'''

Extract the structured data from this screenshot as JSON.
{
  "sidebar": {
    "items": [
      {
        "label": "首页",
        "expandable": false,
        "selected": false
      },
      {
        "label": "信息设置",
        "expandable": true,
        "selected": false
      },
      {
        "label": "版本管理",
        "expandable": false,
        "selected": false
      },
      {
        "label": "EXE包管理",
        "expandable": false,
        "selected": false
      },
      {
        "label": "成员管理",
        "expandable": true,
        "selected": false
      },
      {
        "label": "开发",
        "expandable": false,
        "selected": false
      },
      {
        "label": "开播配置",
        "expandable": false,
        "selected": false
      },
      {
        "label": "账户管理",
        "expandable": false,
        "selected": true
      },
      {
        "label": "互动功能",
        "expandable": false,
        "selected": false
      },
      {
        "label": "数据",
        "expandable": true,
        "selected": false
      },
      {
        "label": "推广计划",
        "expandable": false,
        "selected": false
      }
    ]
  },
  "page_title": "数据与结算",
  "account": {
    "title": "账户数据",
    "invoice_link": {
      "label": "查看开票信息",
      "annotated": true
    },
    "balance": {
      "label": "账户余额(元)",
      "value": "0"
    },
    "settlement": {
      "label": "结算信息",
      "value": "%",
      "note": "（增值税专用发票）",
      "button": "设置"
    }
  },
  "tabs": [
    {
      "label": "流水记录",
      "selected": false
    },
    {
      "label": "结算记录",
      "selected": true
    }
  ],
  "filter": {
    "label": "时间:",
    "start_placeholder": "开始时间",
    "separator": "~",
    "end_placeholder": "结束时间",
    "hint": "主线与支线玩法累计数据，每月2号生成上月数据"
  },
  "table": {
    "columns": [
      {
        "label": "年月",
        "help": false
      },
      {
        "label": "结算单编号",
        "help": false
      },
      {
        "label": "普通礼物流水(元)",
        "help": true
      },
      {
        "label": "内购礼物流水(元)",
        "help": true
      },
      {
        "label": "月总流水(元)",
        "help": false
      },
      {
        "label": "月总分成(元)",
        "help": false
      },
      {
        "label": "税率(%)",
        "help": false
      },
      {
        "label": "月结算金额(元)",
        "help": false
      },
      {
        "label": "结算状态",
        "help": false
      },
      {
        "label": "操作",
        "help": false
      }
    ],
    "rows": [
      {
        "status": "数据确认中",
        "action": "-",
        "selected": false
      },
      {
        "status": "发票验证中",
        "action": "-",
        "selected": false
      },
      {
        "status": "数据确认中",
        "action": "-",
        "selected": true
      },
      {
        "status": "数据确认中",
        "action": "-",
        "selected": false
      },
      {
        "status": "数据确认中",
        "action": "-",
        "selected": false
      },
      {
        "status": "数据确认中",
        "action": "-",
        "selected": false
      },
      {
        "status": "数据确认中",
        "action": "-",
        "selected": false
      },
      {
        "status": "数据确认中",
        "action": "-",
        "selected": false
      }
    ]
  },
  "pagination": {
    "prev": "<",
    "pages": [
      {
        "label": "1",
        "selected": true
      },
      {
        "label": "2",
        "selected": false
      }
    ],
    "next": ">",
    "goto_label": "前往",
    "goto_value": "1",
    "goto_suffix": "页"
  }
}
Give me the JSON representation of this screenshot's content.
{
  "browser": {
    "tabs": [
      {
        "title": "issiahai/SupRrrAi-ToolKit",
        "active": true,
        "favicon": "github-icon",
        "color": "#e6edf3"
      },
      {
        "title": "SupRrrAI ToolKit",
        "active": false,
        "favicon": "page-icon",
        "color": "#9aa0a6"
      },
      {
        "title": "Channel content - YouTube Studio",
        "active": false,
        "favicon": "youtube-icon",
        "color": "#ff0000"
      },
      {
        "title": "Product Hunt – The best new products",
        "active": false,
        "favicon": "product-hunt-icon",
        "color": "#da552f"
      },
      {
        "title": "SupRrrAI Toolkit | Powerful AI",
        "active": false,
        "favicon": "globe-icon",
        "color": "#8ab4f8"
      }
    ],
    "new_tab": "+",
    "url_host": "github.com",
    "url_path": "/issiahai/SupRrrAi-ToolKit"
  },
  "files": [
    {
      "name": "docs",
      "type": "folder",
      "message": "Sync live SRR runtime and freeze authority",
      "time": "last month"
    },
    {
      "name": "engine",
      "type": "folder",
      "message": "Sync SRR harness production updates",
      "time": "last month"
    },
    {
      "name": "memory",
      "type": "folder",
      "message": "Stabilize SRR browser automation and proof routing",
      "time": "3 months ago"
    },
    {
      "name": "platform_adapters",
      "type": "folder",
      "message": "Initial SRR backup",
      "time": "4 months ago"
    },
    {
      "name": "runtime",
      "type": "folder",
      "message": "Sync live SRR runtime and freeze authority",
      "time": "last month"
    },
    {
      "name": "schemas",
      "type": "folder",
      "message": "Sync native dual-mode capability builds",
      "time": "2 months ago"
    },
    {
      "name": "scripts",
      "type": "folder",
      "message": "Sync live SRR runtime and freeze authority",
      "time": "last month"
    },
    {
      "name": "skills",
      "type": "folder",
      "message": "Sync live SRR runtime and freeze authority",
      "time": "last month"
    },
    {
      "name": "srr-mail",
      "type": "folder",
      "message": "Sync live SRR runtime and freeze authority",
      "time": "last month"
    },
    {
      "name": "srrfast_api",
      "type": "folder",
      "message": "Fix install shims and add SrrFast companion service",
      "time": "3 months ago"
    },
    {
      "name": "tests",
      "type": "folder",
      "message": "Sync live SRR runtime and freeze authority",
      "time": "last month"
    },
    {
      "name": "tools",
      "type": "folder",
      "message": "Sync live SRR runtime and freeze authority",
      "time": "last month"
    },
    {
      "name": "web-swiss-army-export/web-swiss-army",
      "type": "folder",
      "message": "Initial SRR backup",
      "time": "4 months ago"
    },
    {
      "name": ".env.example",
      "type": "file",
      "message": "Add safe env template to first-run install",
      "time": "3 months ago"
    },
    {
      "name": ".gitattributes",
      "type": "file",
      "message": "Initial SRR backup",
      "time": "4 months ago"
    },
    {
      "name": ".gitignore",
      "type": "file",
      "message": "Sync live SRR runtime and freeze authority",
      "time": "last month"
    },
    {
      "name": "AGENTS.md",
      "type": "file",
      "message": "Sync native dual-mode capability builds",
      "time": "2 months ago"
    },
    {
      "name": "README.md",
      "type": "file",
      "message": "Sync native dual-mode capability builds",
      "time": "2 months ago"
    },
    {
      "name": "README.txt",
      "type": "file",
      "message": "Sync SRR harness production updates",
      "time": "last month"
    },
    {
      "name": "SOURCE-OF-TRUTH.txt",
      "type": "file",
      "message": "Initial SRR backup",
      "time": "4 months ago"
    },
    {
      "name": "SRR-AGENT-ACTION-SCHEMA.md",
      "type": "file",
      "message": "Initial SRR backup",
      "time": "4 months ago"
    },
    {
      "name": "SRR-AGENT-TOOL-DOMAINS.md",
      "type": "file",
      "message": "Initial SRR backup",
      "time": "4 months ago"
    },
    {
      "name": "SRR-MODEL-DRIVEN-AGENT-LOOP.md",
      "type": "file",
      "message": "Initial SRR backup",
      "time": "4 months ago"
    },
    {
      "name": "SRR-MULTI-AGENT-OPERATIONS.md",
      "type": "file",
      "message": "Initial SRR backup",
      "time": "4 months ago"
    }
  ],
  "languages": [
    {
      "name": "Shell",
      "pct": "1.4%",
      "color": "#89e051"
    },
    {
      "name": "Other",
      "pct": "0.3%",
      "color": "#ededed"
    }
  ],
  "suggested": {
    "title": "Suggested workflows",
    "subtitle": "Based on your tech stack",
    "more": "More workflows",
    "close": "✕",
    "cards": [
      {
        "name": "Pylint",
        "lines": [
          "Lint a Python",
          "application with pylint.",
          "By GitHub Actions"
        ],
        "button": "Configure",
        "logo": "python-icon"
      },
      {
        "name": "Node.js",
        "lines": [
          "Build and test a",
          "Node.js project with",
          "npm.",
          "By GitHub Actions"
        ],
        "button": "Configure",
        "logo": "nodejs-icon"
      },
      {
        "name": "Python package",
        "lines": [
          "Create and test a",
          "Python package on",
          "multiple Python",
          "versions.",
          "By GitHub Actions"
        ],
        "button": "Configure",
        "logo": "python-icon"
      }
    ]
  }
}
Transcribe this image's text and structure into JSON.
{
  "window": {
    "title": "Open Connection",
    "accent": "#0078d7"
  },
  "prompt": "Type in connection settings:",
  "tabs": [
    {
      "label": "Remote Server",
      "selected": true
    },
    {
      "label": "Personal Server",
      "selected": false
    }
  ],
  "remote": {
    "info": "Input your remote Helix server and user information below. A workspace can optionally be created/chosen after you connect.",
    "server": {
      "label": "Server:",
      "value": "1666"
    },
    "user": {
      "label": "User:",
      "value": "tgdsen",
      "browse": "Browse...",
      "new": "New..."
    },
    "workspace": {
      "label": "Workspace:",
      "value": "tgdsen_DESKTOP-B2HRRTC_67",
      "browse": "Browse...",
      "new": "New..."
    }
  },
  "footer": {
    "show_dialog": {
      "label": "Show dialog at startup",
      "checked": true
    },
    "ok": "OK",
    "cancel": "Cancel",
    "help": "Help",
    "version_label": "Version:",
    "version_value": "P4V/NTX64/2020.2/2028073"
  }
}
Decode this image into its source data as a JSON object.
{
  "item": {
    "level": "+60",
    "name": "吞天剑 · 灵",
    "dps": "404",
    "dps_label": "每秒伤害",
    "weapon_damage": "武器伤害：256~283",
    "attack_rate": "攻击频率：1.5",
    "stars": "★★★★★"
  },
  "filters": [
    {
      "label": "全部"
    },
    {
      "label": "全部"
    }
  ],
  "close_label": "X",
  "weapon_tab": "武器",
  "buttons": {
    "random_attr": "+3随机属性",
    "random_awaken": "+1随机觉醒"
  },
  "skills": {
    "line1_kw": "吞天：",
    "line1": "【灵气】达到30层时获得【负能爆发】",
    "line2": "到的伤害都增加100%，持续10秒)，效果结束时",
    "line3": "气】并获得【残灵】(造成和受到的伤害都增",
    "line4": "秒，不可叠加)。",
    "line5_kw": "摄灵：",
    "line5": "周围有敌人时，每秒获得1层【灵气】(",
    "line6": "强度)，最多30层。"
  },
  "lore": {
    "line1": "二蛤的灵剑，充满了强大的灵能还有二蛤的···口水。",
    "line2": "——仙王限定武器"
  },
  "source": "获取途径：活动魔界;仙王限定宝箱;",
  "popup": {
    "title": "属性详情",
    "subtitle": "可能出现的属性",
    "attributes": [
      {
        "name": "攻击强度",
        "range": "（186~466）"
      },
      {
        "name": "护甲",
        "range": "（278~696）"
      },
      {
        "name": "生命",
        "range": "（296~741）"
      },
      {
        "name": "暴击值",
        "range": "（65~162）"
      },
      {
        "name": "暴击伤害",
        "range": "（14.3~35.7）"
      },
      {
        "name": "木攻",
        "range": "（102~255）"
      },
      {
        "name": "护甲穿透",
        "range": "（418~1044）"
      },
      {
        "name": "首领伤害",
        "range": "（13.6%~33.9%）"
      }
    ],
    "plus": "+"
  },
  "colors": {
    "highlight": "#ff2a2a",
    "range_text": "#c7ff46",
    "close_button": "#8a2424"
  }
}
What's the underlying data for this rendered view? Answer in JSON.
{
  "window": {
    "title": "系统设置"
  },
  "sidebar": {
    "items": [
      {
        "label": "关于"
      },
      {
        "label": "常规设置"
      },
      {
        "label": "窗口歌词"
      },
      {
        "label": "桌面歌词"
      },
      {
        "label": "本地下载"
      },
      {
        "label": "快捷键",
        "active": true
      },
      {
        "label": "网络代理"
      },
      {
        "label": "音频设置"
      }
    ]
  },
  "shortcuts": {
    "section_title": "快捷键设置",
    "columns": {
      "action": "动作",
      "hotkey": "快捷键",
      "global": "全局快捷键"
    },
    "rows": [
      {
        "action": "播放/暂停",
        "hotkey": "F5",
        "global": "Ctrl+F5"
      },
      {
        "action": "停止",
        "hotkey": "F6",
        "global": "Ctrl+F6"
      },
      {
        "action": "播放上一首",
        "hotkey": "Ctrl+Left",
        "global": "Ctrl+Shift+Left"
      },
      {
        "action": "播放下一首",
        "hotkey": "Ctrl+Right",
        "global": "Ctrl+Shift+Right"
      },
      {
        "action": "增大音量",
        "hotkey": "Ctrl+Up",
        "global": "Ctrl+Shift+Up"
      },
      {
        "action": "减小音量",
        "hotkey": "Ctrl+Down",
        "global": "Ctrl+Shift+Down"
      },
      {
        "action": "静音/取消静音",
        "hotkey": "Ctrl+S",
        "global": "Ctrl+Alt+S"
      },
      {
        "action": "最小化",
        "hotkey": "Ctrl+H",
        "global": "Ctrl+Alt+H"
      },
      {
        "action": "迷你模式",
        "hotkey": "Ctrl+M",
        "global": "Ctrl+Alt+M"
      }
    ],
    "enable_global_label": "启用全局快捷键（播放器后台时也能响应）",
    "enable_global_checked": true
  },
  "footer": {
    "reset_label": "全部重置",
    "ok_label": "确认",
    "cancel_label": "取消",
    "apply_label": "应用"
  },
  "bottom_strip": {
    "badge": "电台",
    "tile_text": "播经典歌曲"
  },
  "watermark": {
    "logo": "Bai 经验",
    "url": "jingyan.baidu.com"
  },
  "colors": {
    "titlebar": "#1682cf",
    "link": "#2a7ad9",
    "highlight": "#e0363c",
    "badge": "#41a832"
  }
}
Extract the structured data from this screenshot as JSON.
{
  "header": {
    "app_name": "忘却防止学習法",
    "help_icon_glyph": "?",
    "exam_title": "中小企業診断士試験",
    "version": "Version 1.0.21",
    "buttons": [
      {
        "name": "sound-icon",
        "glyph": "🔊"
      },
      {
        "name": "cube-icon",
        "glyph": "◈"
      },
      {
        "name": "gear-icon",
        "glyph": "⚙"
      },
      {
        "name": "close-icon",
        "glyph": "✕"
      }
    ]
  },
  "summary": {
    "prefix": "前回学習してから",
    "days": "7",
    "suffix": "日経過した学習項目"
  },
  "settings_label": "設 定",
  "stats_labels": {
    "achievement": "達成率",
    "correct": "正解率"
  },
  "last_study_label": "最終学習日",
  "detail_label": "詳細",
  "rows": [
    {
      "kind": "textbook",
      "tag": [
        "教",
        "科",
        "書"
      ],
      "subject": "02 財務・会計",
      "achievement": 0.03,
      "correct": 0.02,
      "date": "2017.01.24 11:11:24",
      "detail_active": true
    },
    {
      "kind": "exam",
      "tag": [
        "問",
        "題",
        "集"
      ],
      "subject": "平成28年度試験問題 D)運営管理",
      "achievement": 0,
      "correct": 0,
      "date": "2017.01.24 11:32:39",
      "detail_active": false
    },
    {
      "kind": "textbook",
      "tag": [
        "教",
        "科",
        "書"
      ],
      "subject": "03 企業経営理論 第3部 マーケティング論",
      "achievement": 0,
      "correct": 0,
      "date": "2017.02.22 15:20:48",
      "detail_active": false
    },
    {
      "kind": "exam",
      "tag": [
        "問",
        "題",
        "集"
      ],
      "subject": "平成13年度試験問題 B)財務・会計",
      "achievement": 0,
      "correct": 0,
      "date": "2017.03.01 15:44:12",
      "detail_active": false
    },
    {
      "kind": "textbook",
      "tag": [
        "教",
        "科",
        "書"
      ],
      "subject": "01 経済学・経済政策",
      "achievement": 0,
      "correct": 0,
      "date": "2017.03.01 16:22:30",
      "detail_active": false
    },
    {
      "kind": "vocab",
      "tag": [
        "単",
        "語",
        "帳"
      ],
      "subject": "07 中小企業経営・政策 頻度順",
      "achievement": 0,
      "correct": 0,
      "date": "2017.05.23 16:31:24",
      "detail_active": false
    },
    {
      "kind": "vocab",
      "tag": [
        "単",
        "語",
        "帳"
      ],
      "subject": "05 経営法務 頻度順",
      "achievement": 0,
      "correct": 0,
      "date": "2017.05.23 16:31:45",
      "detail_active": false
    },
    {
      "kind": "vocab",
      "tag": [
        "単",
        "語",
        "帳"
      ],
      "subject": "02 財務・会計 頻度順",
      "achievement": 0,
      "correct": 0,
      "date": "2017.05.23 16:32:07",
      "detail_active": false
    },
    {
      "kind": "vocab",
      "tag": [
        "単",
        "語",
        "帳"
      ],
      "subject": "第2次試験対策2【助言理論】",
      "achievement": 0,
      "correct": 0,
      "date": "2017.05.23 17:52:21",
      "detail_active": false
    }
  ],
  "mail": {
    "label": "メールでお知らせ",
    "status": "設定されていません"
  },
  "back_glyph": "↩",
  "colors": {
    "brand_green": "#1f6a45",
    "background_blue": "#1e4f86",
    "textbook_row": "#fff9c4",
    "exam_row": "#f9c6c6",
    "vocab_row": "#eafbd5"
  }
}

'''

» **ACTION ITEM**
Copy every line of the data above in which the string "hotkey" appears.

» **TASK RESULT**
      "hotkey": "快捷键",
        "hotkey": "F5",
        "hotkey": "F6",
        "hotkey": "Ctrl+Left",
        "hotkey": "Ctrl+Right",
        "hotkey": "Ctrl+Up",
        "hotkey": "Ctrl+Down",
        "hotkey": "Ctrl+S",
        "hotkey": "Ctrl+H",
        "hotkey": "Ctrl+M",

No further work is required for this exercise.